|2||Japanese Office Action dated Dec. 18, 2007, in Japanese and English.|
|Citing Patent||Filing date||Publication date||Applicant||Title|
|US7949323 *||Feb 26, 2007||May 24, 2011||Texas Instruments Incorporated||Local oscillator leakage counterbalancing in a receiver|
|U.S. Classification||455/234.1, 455/324, 455/312|
|International Classification||H03G3/30, H04B1/10, H04L27/22, H04B1/30|

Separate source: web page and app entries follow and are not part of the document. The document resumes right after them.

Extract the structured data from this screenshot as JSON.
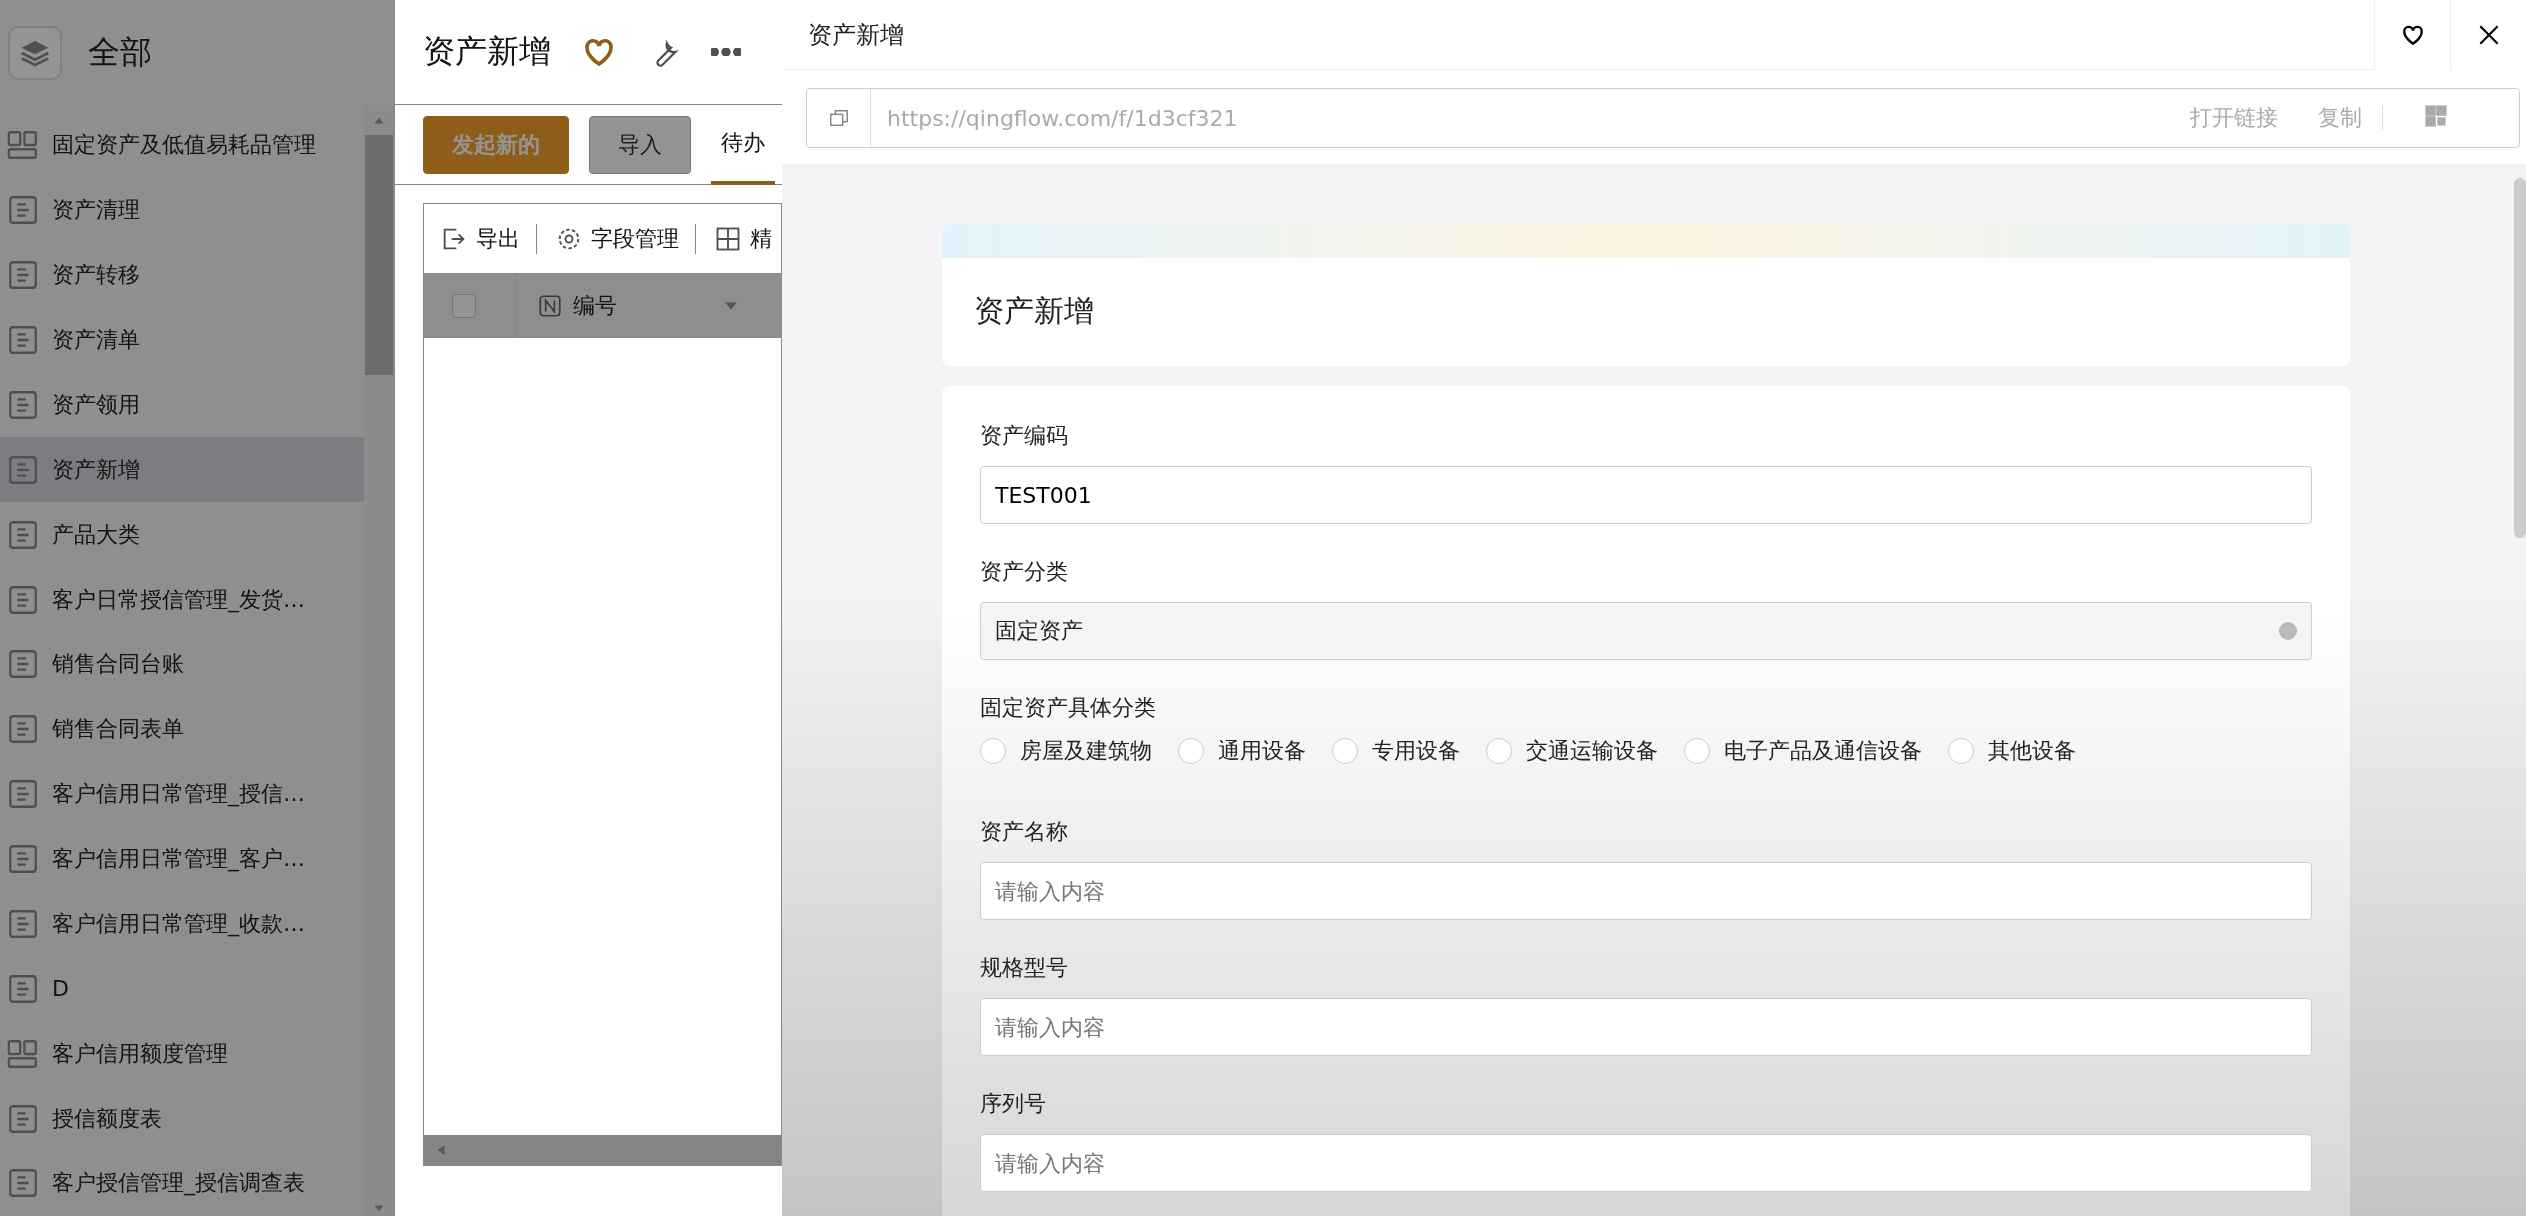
{
  "sidebar": {
    "title": "全部",
    "items": [
      {
        "label": "固定资产及低值易耗品管理",
        "kind": "group",
        "selected": false
      },
      {
        "label": "资产清理",
        "kind": "form",
        "selected": false
      },
      {
        "label": "资产转移",
        "kind": "form",
        "selected": false
      },
      {
        "label": "资产清单",
        "kind": "form",
        "selected": false
      },
      {
        "label": "资产领用",
        "kind": "form",
        "selected": false
      },
      {
        "label": "资产新增",
        "kind": "form",
        "selected": true
      },
      {
        "label": "产品大类",
        "kind": "form",
        "selected": false
      },
      {
        "label": "客户日常授信管理_发货…",
        "kind": "form",
        "selected": false
      },
      {
        "label": "销售合同台账",
        "kind": "form",
        "selected": false
      },
      {
        "label": "销售合同表单",
        "kind": "form",
        "selected": false
      },
      {
        "label": "客户信用日常管理_授信…",
        "kind": "form",
        "selected": false
      },
      {
        "label": "客户信用日常管理_客户…",
        "kind": "form",
        "selected": false
      },
      {
        "label": "客户信用日常管理_收款…",
        "kind": "form",
        "selected": false
      },
      {
        "label": "D",
        "kind": "form",
        "selected": false
      },
      {
        "label": "客户信用额度管理",
        "kind": "group",
        "selected": false
      },
      {
        "label": "授信额度表",
        "kind": "form",
        "selected": false
      },
      {
        "label": "客户授信管理_授信调查表",
        "kind": "form",
        "selected": false
      }
    ]
  },
  "app": {
    "title": "资产新增",
    "buttons": [
      {
        "label": "发起新的",
        "kind": "primary"
      },
      {
        "label": "导入",
        "kind": "default"
      }
    ],
    "tabs": [
      {
        "label": "待办",
        "selected": true
      }
    ],
    "actions": [
      {
        "label": "导出",
        "kind": "export"
      },
      {
        "label": "字段管理",
        "kind": "settings"
      },
      {
        "label": "精",
        "kind": "grid"
      }
    ],
    "select_all": {
      "checked": false
    },
    "columns": [
      {
        "label": "编号"
      }
    ]
  },
  "drawer": {
    "title": "资产新增",
    "url": "https://qingflow.com/f/1d3cf321",
    "url_actions": [
      "打开链接",
      "复制"
    ],
    "form_title": "资产新增",
    "fields": [
      {
        "kind": "text",
        "label": "资产编码",
        "value": "TEST001"
      },
      {
        "kind": "select",
        "label": "资产分类",
        "value": "固定资产"
      },
      {
        "kind": "radio",
        "label": "固定资产具体分类",
        "options": [
          {
            "label": "房屋及建筑物",
            "selected": false
          },
          {
            "label": "通用设备",
            "selected": false
          },
          {
            "label": "专用设备",
            "selected": false
          },
          {
            "label": "交通运输设备",
            "selected": false
          },
          {
            "label": "电子产品及通信设备",
            "selected": false
          },
          {
            "label": "其他设备",
            "selected": false
          }
        ]
      },
      {
        "kind": "text",
        "label": "资产名称",
        "placeholder": "请输入内容"
      },
      {
        "kind": "text",
        "label": "规格型号",
        "placeholder": "请输入内容"
      },
      {
        "kind": "text",
        "label": "序列号",
        "placeholder": "请输入内容"
      }
    ]
  }
}
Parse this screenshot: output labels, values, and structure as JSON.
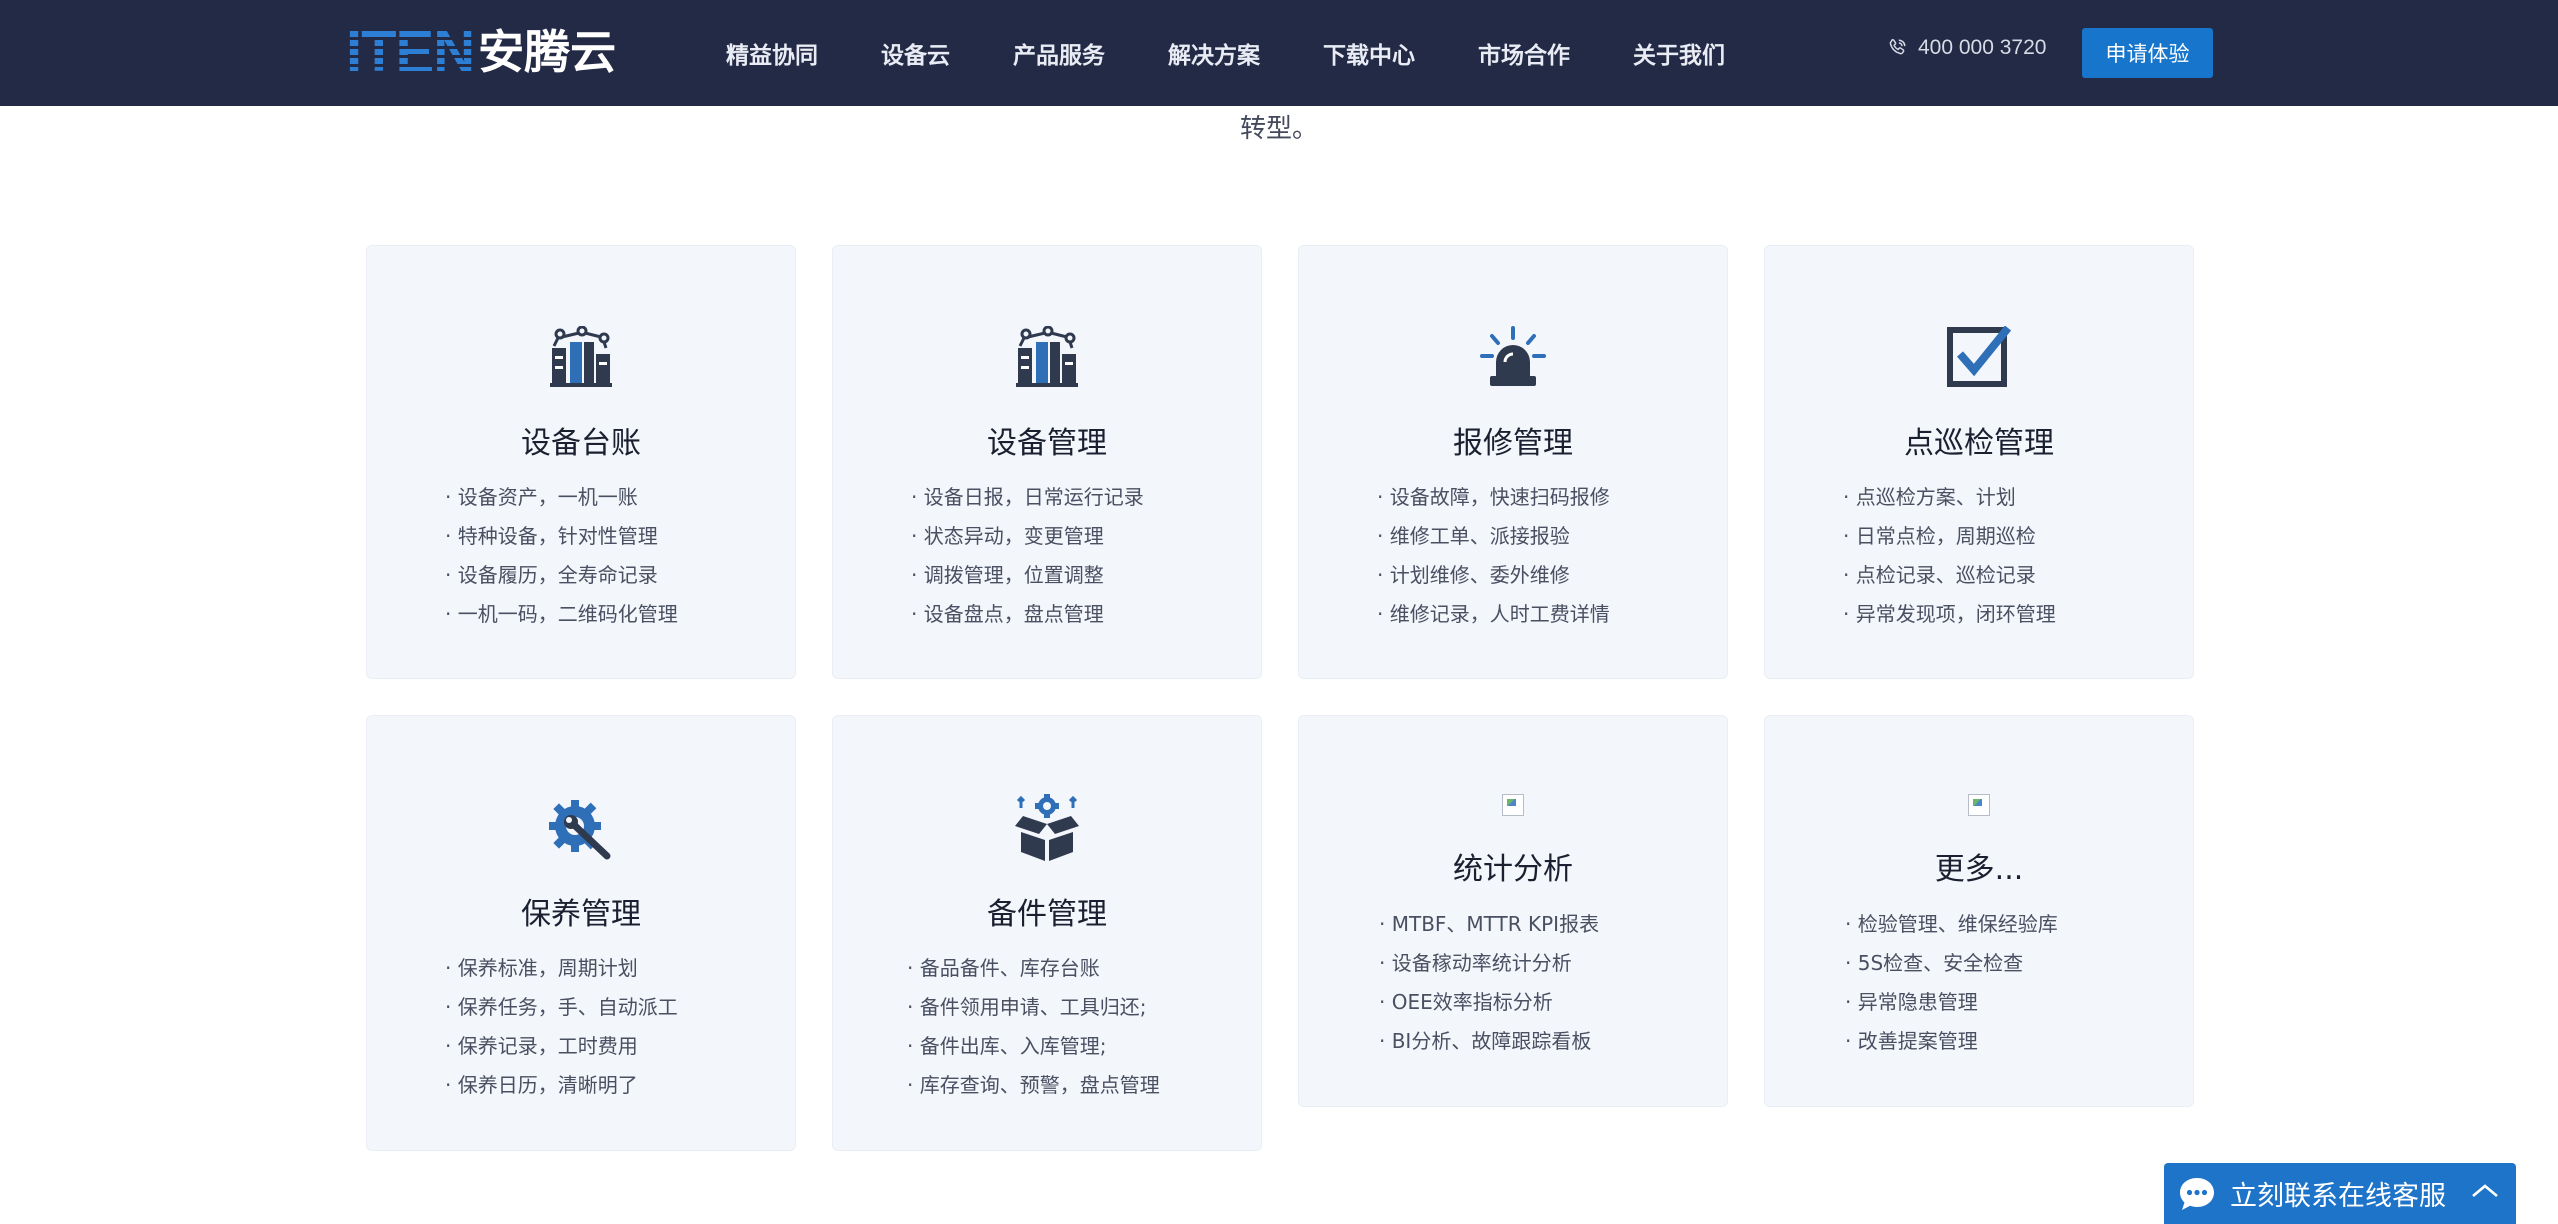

|Cooperative Classification||H04B1/30, H03G3/3052|
|European Classification||H03G3/30E, H04B1/30|
|Mar 20, 2007||AS||Assignment|
Owner name: RENESAS TECHNOLGOY CORP., JAPAN
Free format text: ASSIGNMENT OF ASSIGNORS INTEREST;ASSIGNORS:AKAMINE, YUKINORI;TANAKA, SATOSHI;YAMAMOTO, AKIO;AND OTHERS;REEL/FRAME:019126/0487;SIGNING DATES FROM 20031009 TO 20031022
Owner name: RENESAS TECHNOLGOY CORP., JAPAN
Free format text: ASSIGNMENT OF ASSIGNORS INTEREST;ASSIGNORS:AKAMINE, YUKINORI;TANAKA, SATOSHI;YAMAMOTO, AKIO;AND OTHERS;SIGNING DATES FROM 20031009 TO 20031022;REEL/FRAME:019126/0487
|Sep 21, 2010||AS||Assignment|
Owner name: RENESAS ELECTRONICS CORPORATION, JAPAN
Free format text: MERGER;ASSIGNOR:RENESAS TECHNOLOGY CORP.;REEL/FRAME:025026/0660
Effective date: 20100413
|May 21, 2014||FPAY||Fee payment|
Year of fee payment: 4